Lisle is offline   Reply With Quote
Old 02-24-2019, 06:02 PM   #9
Senior Member
 
CindyL's Avatar
 
Name: Cindy
Trailer: 1988 Bigfoot Silver Cloud
Illinois
Posts: 2,618
Registry
When the spring wind blows, I get the itch to hunt mushrooms like I did as a kid every year in Iowa. There is a Morel Mushroom Festival in Harrison, MI every year that we attended while camping at with fellow fiberglassrvers. It snowed, but I was able to at least buy some that came from Ohio.

CindyL
__________________
1988 Bigfoot Silver Cloud, "The Egg Carton"
CindyL is offline   Reply With Quote
Old 02-24-2019, 07:36 PM   #10
Senior Member
 
Name: Dave
Trailer: 2013Escape 21
Iowa
Posts: 387
Phenology

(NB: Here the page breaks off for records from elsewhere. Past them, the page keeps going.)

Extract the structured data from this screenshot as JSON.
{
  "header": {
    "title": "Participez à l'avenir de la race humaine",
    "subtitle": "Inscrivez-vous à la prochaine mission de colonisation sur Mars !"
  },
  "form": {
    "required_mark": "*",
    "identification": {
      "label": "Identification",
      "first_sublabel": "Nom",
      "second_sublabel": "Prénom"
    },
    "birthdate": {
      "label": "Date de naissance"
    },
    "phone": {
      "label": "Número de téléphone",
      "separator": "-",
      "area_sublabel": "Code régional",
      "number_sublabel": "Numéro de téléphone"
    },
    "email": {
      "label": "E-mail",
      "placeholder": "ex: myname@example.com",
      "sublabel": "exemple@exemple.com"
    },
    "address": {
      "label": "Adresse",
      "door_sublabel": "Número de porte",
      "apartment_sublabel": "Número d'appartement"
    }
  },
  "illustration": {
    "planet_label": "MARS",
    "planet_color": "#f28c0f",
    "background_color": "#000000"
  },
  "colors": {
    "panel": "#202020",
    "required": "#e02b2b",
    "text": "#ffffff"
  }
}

I forgot to mention that two indicators of the arrival of morel weather are the early blooms on lilac bushes and secondly and more poetic “when the while oak leaf is the size of a Fox squirrel’s ear.” It’s time to hunt houby. Start with south facing slopes and full sun in the next couple of weeks work west facing and then east facing slopes. Finally north facing slopes in forested areas. Again, dead and dying American Elm trees or red elms if there are any left in your area. They say areas of forest burns are good. I’ve never checked them. I’ve found them under Apple trees though.
Iowa Dave
Iowa Dave is offline   Reply With Quote
Old 02-25-2019, 04:45 PM   #11
Member
 
Name: Ken
Trailer: None
Florida
Posts: 82
Iowa Dave, morels do not grow here. And most of what does has deadly lookalikes. I'm not interested in finding out what a liver transplant is like so I just look at the wild ones when I come across them. I've only found a few that may or may not have been edible but did not try them. I do have King Stropharia AKA Wine caps growing in the yard but I started them so I know they are safe.

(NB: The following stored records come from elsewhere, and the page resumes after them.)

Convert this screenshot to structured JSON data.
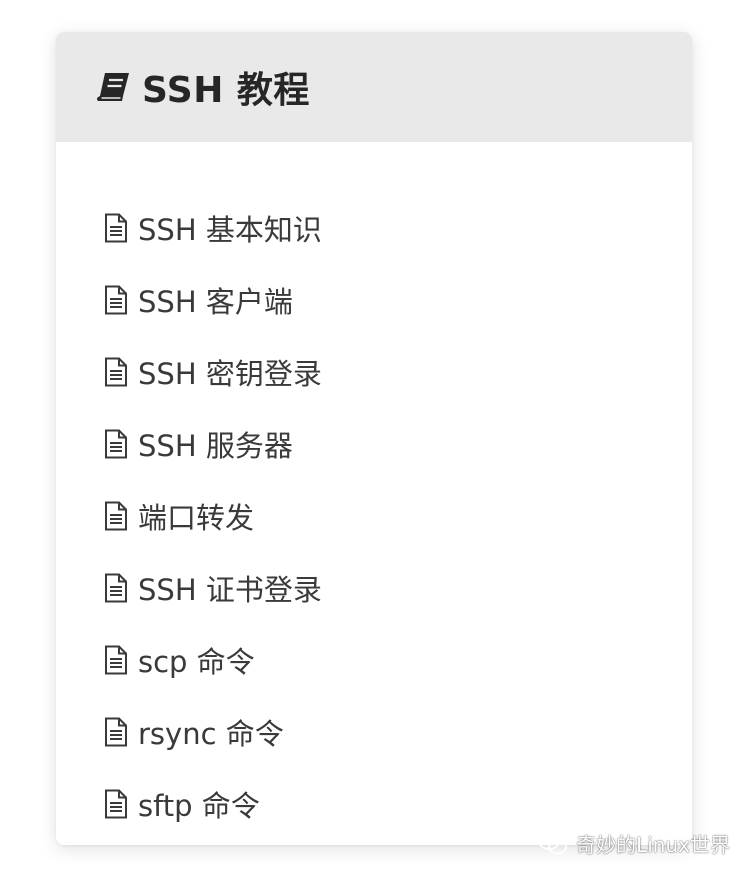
{
  "colors": {
    "header_bg": "#e9e9e9",
    "card_bg": "#ffffff",
    "title_text": "#262626",
    "item_text": "#3a3a3a"
  },
  "header": {
    "icon": "book-icon",
    "title": "SSH 教程"
  },
  "menu": {
    "items": [
      {
        "icon": "document-icon",
        "label": "SSH 基本知识"
      },
      {
        "icon": "document-icon",
        "label": "SSH 客户端"
      },
      {
        "icon": "document-icon",
        "label": "SSH 密钥登录"
      },
      {
        "icon": "document-icon",
        "label": "SSH 服务器"
      },
      {
        "icon": "document-icon",
        "label": "端口转发"
      },
      {
        "icon": "document-icon",
        "label": "SSH 证书登录"
      },
      {
        "icon": "document-icon",
        "label": "scp 命令"
      },
      {
        "icon": "document-icon",
        "label": "rsync 命令"
      },
      {
        "icon": "document-icon",
        "label": "sftp 命令"
      }
    ]
  },
  "watermark": {
    "icon": "wechat-icon",
    "text": "奇妙的Linux世界"
  }
}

We grow our own, here is what is ripening at the moment. 3 Lions mane bags that are almost ready to pick. 2 golden oysters bags that should start to flush any day now and 2 hen of the woods that will take a few more weeks before they take off. We have bags of all three stored in the freezer. But no morels, one day I hope to go somewhere where they grow and see if can find some.
Attached Thumbnails
mushroom bin.jpg  
__________________

Kenton is offline   Reply With Quote
Reply

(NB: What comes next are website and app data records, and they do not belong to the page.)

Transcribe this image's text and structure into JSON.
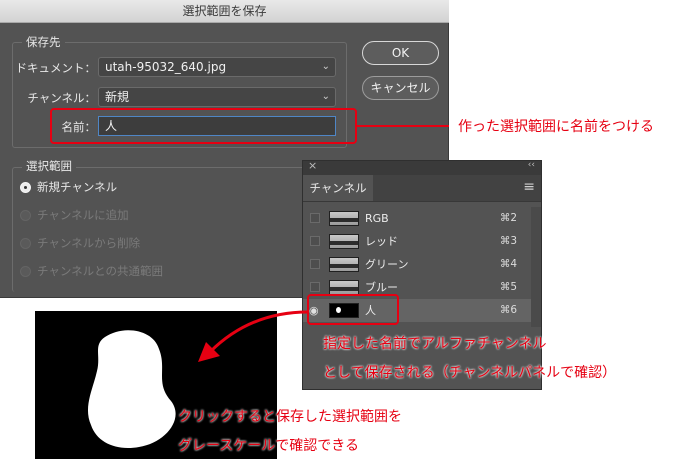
{
  "dialog": {
    "title": "選択範囲を保存",
    "save_to_legend": "保存先",
    "document_label": "ドキュメント：",
    "document_value": "utah-95032_640.jpg",
    "channel_label": "チャンネル：",
    "channel_value": "新規",
    "name_label": "名前：",
    "name_value": "人",
    "ok_label": "OK",
    "cancel_label": "キャンセル",
    "selection_legend": "選択範囲",
    "options": [
      {
        "label": "新規チャンネル",
        "selected": true,
        "enabled": true
      },
      {
        "label": "チャンネルに追加",
        "selected": false,
        "enabled": false
      },
      {
        "label": "チャンネルから削除",
        "selected": false,
        "enabled": false
      },
      {
        "label": "チャンネルとの共通範囲",
        "selected": false,
        "enabled": false
      }
    ]
  },
  "panel": {
    "close_glyph": "×",
    "collapse_glyph": "‹‹",
    "tab_label": "チャンネル",
    "menu_glyph": "≡",
    "channels": [
      {
        "name": "RGB",
        "shortcut": "⌘2",
        "visible": false,
        "thumb": "image"
      },
      {
        "name": "レッド",
        "shortcut": "⌘3",
        "visible": false,
        "thumb": "image"
      },
      {
        "name": "グリーン",
        "shortcut": "⌘4",
        "visible": false,
        "thumb": "image"
      },
      {
        "name": "ブルー",
        "shortcut": "⌘5",
        "visible": false,
        "thumb": "image"
      },
      {
        "name": "人",
        "shortcut": "⌘6",
        "visible": true,
        "thumb": "mask"
      }
    ]
  },
  "annotations": {
    "name_note": "作った選択範囲に名前をつける",
    "alpha_note_line1": "指定した名前でアルファチャンネル",
    "alpha_note_line2": "として保存される（チャンネルパネルで確認）",
    "grayscale_note_line1": "クリックすると保存した選択範囲を",
    "grayscale_note_line2": "グレースケールで確認できる"
  },
  "colors": {
    "accent_red": "#e60012",
    "dialog_bg": "#535353",
    "focus_blue": "#4f86c6"
  }
}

Currently Active Users Viewing This Thread: 1 (0 members and 1 guests)
 
Thread Tools Search this Thread
Search this Thread:

Advanced Search
Display Modes

Posting Rules
You may not post new threads
You may not post replies
You may not post attachments
You may not edit your posts

BB code is On
Smilies are On
[IMG] code is On
HTML code is Off
Trackbacks are Off
Pingbacks are Off
Refbacks are Off


» Upcoming Events
No events scheduled in
the next 465 days.
» Featured Campgrounds

Reviews provided by


Copyright 2002- Social Knowledge, LLC All Rights Reserved.

All times are GMT -6. The time now is 10:32 AM.


Powered by vBulletin® Version 3.8.11
Copyright ©2000 - 2019, vBulletin Solutions Inc.